Maajid Nawaz is Leading Britain's Conversation
6 June 2017, 11:05
James O’Brien says the media needs to take its share of the blame for giving a platform to Muslim extremists and that things have gone too far.
“Who the flip thought it would be a good idea to put a bloke on the telly unfurling his ISIS flag in the park and treating him like the sort of Geordie shore of jihad?”
This was the question James asked in reference to the fact that one of the London Bridge attackers, Khuram Butt, was featured in a 2016 Channel 4 documentary, The Jihadis Next Door.
“How do you think these people felt when the cameras started following them around all day?
“It made them feel like Ozzy and Sharon Osborne, it made them feel like they were the Kardashians of jihad, like they had some form of celebrity that is being fanned and inflamed and enlarged by all the attention that we, brackets but not me end brackets, we give them.”
James said that not only did this give extremists a platform to spread their ideology and a boost to their egos, it also gave those on the right an excuse to hate Muslims.
“I know how it works the other way round and I know huge swathes of hate filled people who see themselves as being at the other end of the religious or the political spectrum, they delight in the fact that Anjem Choudary somehow got conflated with every Muslim in the country.
“The idea that you can stand up and point to him and say 'there you go, they're all like that. They're all like that, they all look like him over there. They're all like that you know.’”
Choudary was jailed in September 2016 for inviting support of ISIL, but before that he had been a regular guest on television programs where he was presented as a mainstream Muslim voice, despite calling the September 11 terrorists “magnificent martyrs”.
Khuram Butt was a follower of Choudary.
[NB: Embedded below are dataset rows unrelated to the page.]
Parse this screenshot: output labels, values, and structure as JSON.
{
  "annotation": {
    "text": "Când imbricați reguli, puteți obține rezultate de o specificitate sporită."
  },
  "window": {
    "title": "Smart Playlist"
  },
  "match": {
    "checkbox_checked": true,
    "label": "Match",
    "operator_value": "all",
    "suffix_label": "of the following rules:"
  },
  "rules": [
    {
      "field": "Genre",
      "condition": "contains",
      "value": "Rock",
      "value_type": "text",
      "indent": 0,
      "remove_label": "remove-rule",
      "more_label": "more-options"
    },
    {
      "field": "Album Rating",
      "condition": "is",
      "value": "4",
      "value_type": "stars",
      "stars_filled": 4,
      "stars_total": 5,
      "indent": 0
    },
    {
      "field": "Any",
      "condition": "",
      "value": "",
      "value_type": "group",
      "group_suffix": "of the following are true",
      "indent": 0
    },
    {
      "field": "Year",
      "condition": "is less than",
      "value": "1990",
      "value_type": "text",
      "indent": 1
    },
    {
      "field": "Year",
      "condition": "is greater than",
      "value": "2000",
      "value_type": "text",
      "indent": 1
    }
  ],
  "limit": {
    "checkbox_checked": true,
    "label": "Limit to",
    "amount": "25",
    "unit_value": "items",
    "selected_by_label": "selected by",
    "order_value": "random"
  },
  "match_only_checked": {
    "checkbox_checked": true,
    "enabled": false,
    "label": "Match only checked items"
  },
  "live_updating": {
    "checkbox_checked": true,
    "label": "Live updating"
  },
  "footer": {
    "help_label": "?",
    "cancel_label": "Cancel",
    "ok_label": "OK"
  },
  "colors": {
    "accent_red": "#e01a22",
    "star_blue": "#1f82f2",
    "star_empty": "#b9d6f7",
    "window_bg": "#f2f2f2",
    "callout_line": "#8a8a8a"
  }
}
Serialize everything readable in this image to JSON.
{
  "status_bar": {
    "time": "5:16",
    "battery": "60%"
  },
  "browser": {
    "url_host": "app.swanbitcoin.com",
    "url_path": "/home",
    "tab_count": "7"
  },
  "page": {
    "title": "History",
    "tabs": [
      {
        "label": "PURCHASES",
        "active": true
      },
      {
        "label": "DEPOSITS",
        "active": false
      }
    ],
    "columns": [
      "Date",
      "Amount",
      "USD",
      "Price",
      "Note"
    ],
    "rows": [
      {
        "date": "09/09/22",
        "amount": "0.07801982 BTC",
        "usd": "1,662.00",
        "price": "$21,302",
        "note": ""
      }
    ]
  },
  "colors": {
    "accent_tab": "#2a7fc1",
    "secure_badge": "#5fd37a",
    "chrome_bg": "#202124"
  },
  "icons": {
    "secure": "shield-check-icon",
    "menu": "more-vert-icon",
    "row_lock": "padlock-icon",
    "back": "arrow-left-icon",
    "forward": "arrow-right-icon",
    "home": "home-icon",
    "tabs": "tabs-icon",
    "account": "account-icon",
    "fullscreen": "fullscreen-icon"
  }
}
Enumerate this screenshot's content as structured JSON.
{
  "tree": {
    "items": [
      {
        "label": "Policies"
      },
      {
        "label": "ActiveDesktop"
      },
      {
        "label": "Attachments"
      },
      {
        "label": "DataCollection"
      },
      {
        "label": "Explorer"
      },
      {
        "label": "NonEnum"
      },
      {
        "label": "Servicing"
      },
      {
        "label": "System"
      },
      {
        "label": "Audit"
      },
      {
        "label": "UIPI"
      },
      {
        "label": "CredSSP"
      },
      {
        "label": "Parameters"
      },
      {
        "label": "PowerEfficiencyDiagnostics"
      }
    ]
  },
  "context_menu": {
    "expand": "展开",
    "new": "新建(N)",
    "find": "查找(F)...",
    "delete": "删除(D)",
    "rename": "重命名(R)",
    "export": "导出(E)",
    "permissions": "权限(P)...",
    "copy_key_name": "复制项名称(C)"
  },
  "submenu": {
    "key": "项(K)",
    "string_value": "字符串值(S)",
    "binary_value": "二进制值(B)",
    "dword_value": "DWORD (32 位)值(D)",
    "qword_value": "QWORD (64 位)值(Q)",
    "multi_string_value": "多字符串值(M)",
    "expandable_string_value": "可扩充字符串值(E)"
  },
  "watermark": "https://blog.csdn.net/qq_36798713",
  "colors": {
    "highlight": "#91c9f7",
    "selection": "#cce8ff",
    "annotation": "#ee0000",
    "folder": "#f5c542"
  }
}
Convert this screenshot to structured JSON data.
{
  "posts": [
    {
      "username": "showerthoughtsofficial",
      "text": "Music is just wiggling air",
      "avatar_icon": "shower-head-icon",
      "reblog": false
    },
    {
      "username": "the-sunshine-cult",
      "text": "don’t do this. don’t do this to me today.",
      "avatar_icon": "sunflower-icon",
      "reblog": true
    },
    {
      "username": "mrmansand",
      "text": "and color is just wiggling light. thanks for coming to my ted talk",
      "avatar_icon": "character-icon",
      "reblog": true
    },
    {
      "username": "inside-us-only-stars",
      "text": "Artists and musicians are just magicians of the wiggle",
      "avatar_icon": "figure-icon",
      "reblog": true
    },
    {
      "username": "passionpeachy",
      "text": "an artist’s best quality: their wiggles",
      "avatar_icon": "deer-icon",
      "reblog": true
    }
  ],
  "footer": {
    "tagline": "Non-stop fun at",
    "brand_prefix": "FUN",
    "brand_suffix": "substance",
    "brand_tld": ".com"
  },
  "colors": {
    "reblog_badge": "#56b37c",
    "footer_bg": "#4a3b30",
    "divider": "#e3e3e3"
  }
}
James despaired at how Choudary and other extremists were treated by the media.
“You don't notice how nuts things are, do you, until it's too late.”